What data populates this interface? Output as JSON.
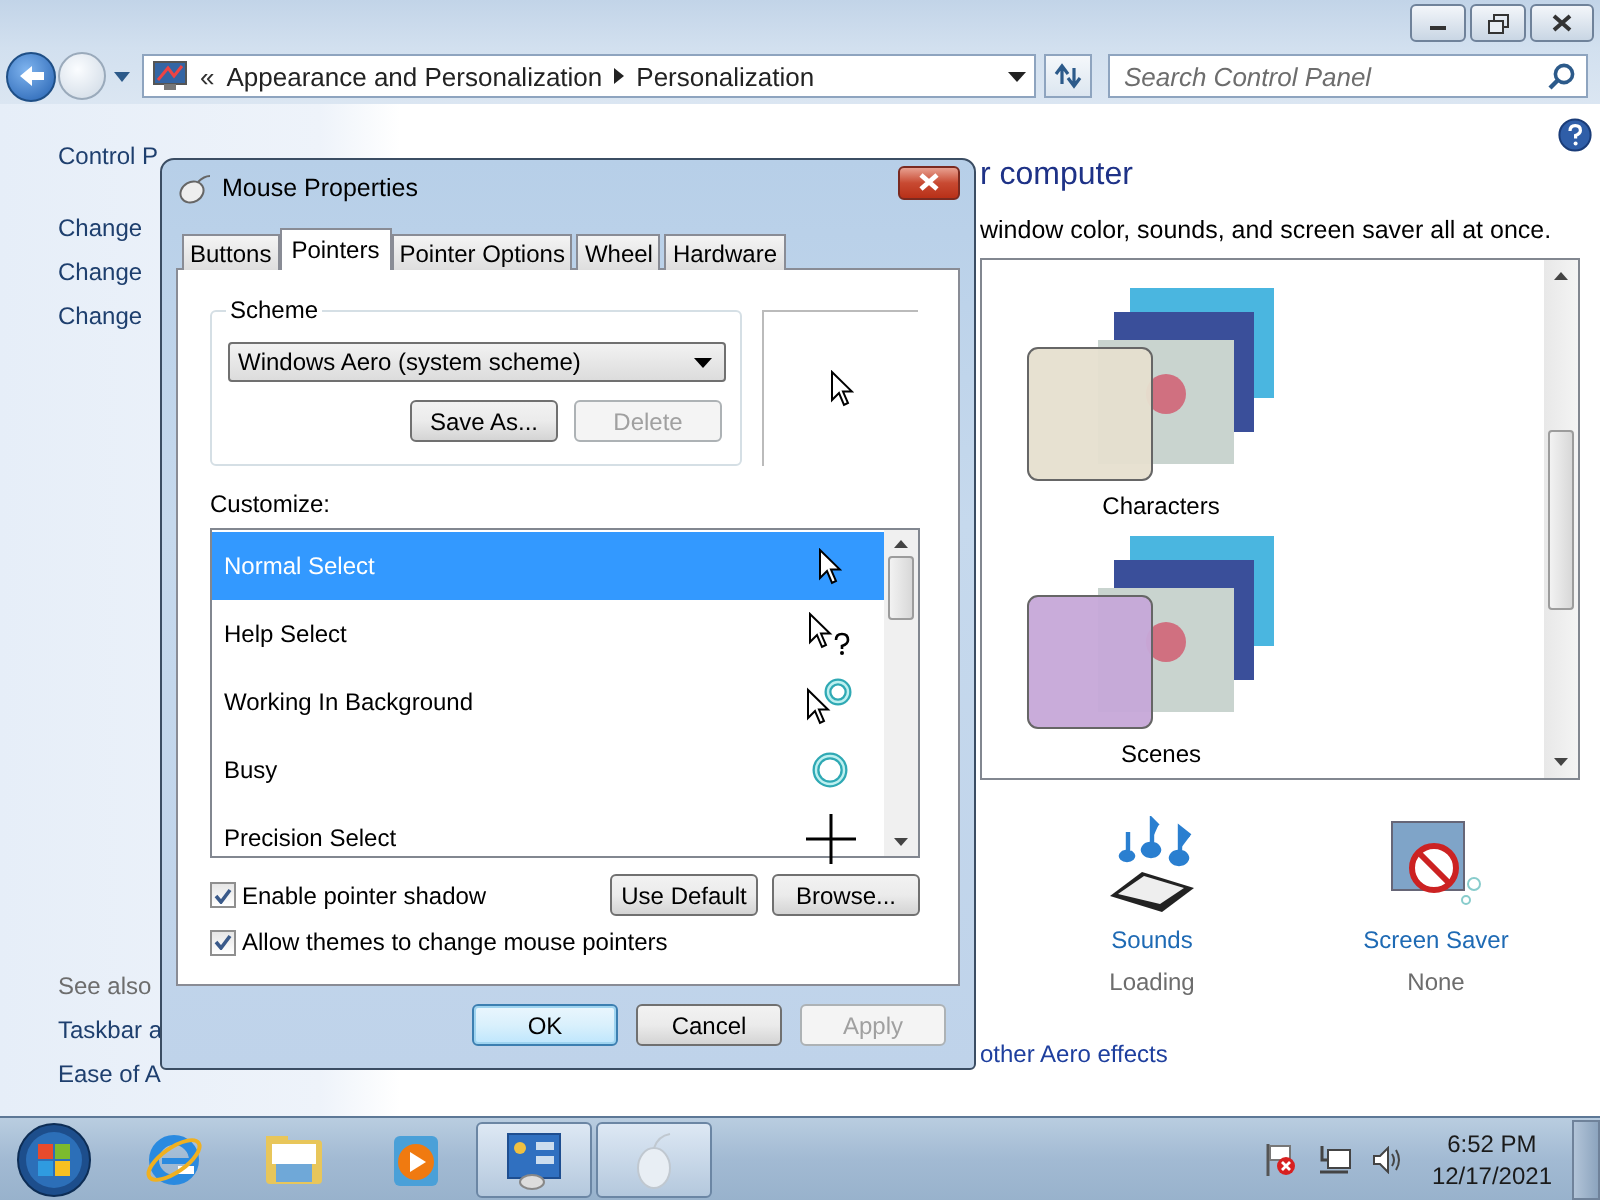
{
  "address_bar": {
    "prefix": "«",
    "breadcrumbs": [
      "Appearance and Personalization",
      "Personalization"
    ]
  },
  "search": {
    "placeholder": "Search Control Panel"
  },
  "sidebar": {
    "home_link": "Control P",
    "tasks": [
      "Change",
      "Change",
      "Change"
    ],
    "see_also_heading": "See also",
    "see_also": [
      "Taskbar a",
      "Ease of A"
    ]
  },
  "main": {
    "heading": "r computer",
    "description": "window color, sounds, and screen saver all at once.",
    "themes": [
      {
        "name": "Characters",
        "kind": "characters"
      },
      {
        "name": "Scenes",
        "kind": "scenes"
      }
    ],
    "settings": [
      {
        "label": "Sounds",
        "value": "Loading",
        "kind": "sounds"
      },
      {
        "label": "Screen Saver",
        "value": "None",
        "kind": "screensaver"
      }
    ],
    "aero_link": "other Aero effects"
  },
  "dialog": {
    "title": "Mouse Properties",
    "tabs": [
      {
        "label": "Buttons",
        "selected": false
      },
      {
        "label": "Pointers",
        "selected": true
      },
      {
        "label": "Pointer Options",
        "selected": false
      },
      {
        "label": "Wheel",
        "selected": false
      },
      {
        "label": "Hardware",
        "selected": false
      }
    ],
    "scheme": {
      "legend": "Scheme",
      "value": "Windows Aero (system scheme)",
      "buttons": [
        {
          "label": "Save As...",
          "disabled": false
        },
        {
          "label": "Delete",
          "disabled": true
        }
      ]
    },
    "customize_label": "Customize:",
    "pointers": [
      {
        "name": "Normal Select",
        "kind": "arrow",
        "selected": true
      },
      {
        "name": "Help Select",
        "kind": "help",
        "selected": false
      },
      {
        "name": "Working In Background",
        "kind": "working",
        "selected": false
      },
      {
        "name": "Busy",
        "kind": "busy",
        "selected": false
      },
      {
        "name": "Precision Select",
        "kind": "cross",
        "selected": false
      }
    ],
    "options": [
      {
        "label": "Enable pointer shadow",
        "checked": true
      },
      {
        "label": "Allow themes to change mouse pointers",
        "checked": true
      }
    ],
    "list_buttons": [
      "Use Default",
      "Browse..."
    ],
    "buttons": [
      {
        "label": "OK",
        "default": true,
        "disabled": false
      },
      {
        "label": "Cancel",
        "default": false,
        "disabled": false
      },
      {
        "label": "Apply",
        "default": false,
        "disabled": true
      }
    ]
  },
  "taskbar": {
    "apps": [
      {
        "kind": "ie",
        "active": false
      },
      {
        "kind": "explorer",
        "active": false
      },
      {
        "kind": "media",
        "active": false
      },
      {
        "kind": "control",
        "active": true
      },
      {
        "kind": "mouse",
        "active": true
      }
    ],
    "clock": {
      "time": "6:52 PM",
      "date": "12/17/2021"
    }
  }
}
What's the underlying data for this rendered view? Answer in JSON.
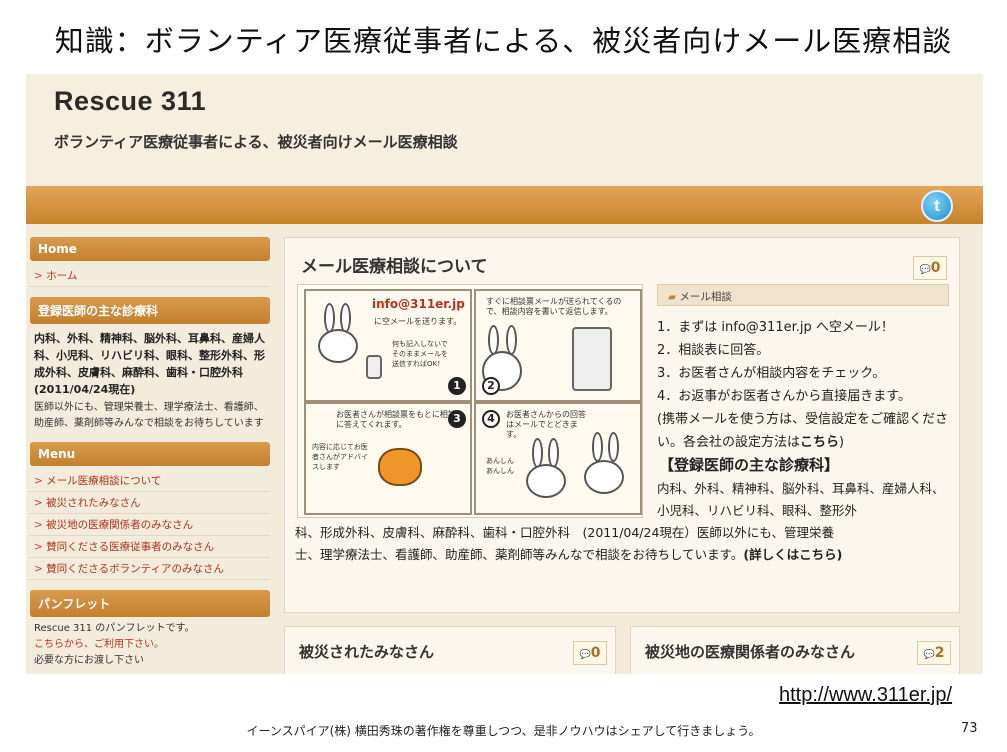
{
  "slide": {
    "title": "知識：ボランティア医療従事者による、被災者向けメール医療相談",
    "url": "http://www.311er.jp/",
    "footer": "イーンスパイア(株) 横田秀珠の著作権を尊重しつつ、是非ノウハウはシェアして行きましょう。",
    "page_number": "73"
  },
  "site": {
    "title": "Rescue 311",
    "subtitle": "ボランティア医療従事者による、被災者向けメール医療相談",
    "twitter_icon": "twitter-icon"
  },
  "sidebar": {
    "home_head": "Home",
    "home_link": "ホーム",
    "doctors_head": "登録医師の主な診療科",
    "doctors_bold": "内科、外科、精神科、脳外科、耳鼻科、産婦人科、小児科、リハビリ科、眼科、整形外科、形成外科、皮膚科、麻酔科、歯科・口腔外科　(2011/04/24現在)",
    "doctors_text": "医師以外にも、管理栄養士、理学療法士、看護師、助産師、薬剤師等みんなで相談をお待ちしています",
    "menu_head": "Menu",
    "menu_items": [
      "メール医療相談について",
      "被災されたみなさん",
      "被災地の医療関係者のみなさん",
      "賛同くださる医療従事者のみなさん",
      "賛同くださるボランティアのみなさん"
    ],
    "pamphlet_head": "パンフレット",
    "pamphlet_text": "Rescue 311 のパンフレットです。",
    "pamphlet_red": "こちらから、ご利用下さい。",
    "pamphlet_cut": "必要な方にお渡し下さい"
  },
  "main": {
    "title": "メール医療相談について",
    "comment_count": "0",
    "info_head": "メール相談",
    "comic": {
      "email": "info@311er.jp",
      "cap1": "に空メールを送ります。",
      "cap1b": "何も記入しないでそのままメールを送信すればOK！",
      "cap2": "すぐに相談票メールが送られてくるので、相談内容を書いて返信します。",
      "cap3": "お医者さんが相談票をもとに相談に答えてくれます。",
      "cap3b": "内容に応じてお医者さんがアドバイスします",
      "cap4": "お医者さんからの回答はメールでとどきます。",
      "cap4b": "あんしん あんしん",
      "n1": "1",
      "n2": "2",
      "n3": "3",
      "n4": "4"
    },
    "steps": [
      "1．まずは info@311er.jp へ空メール！",
      "2．相談表に回答。",
      "3．お医者さんが相談内容をチェック。",
      "4．お返事がお医者さんから直接届きます。"
    ],
    "mobile_note_a": "(携帯メールを使う方は、受信設定をご確認ください。各会社の設定方法は",
    "mobile_note_link": "こちら",
    "mobile_note_b": ")",
    "spec_head": "【登録医師の主な診療科】",
    "spec_line1": "内科、外科、精神科、脳外科、耳鼻科、産婦人科、小児科、リハビリ科、眼科、整形外",
    "spec_line2": "科、形成外科、皮膚科、麻酔科、歯科・口腔外科　(2011/04/24現在）医師以外にも、管理栄養",
    "spec_line3": "士、理学療法士、看護師、助産師、薬剤師等みんなで相談をお待ちしています。",
    "spec_link": "(詳しくはこちら)"
  },
  "bottom": {
    "left_title": "被災されたみなさん",
    "left_count": "0",
    "right_title": "被災地の医療関係者のみなさん",
    "right_count": "2"
  }
}
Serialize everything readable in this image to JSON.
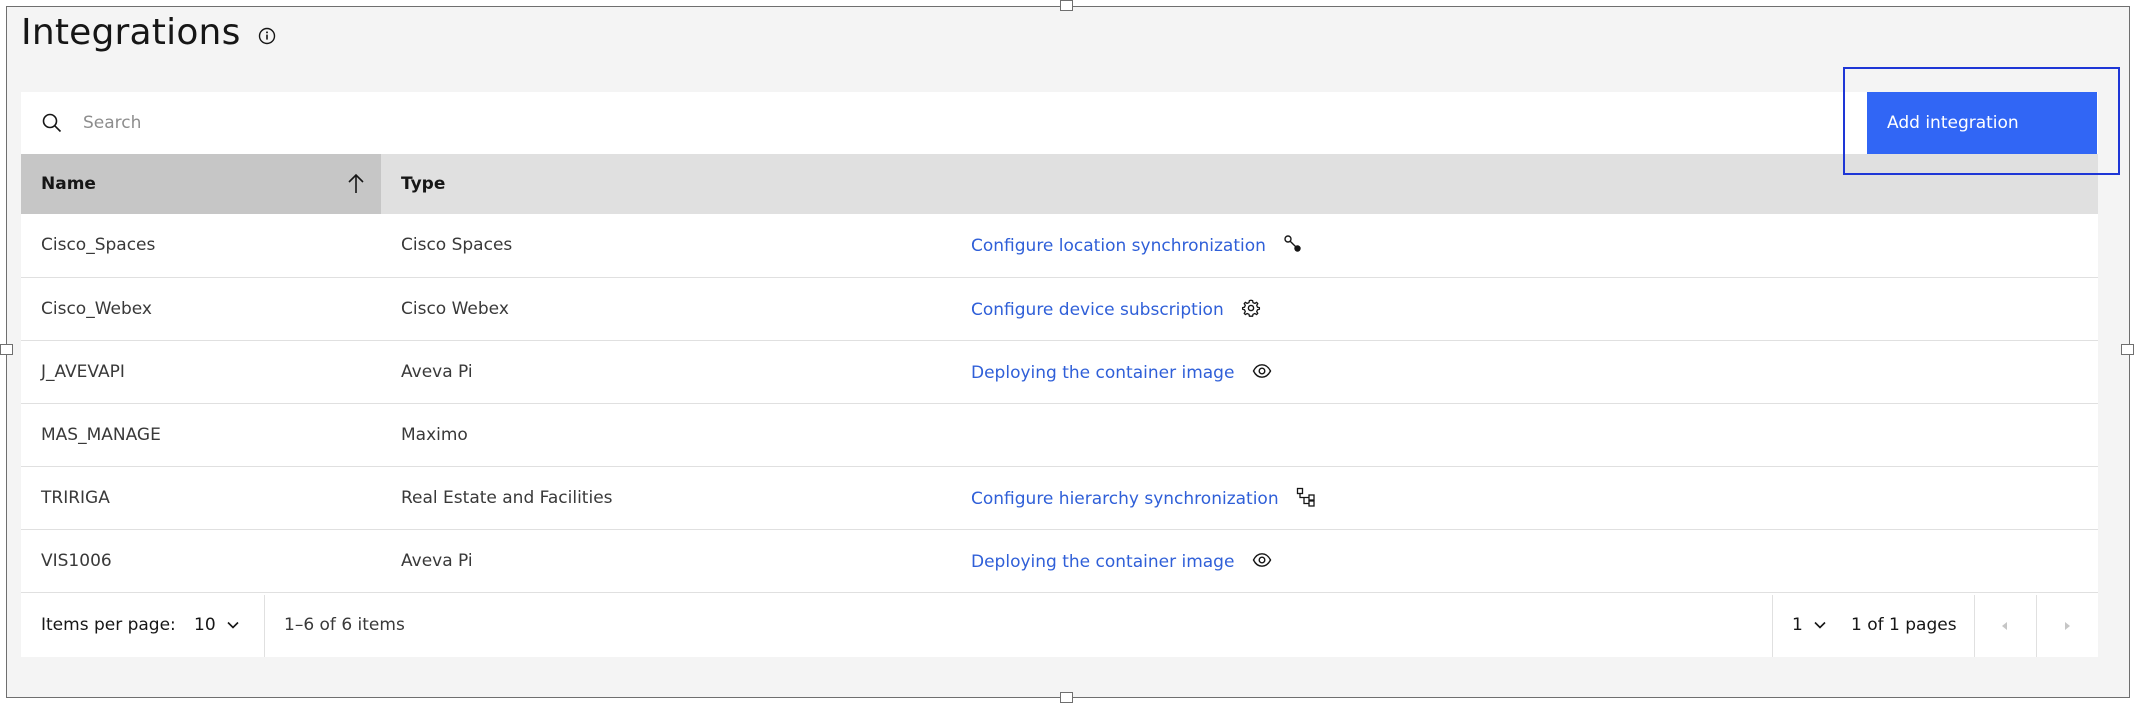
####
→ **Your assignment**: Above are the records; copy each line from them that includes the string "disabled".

→ **Answer to the problem**:
          "disabled": false
          "disabled": true
        "disabled": false
        "disabled": false
        "disabled": true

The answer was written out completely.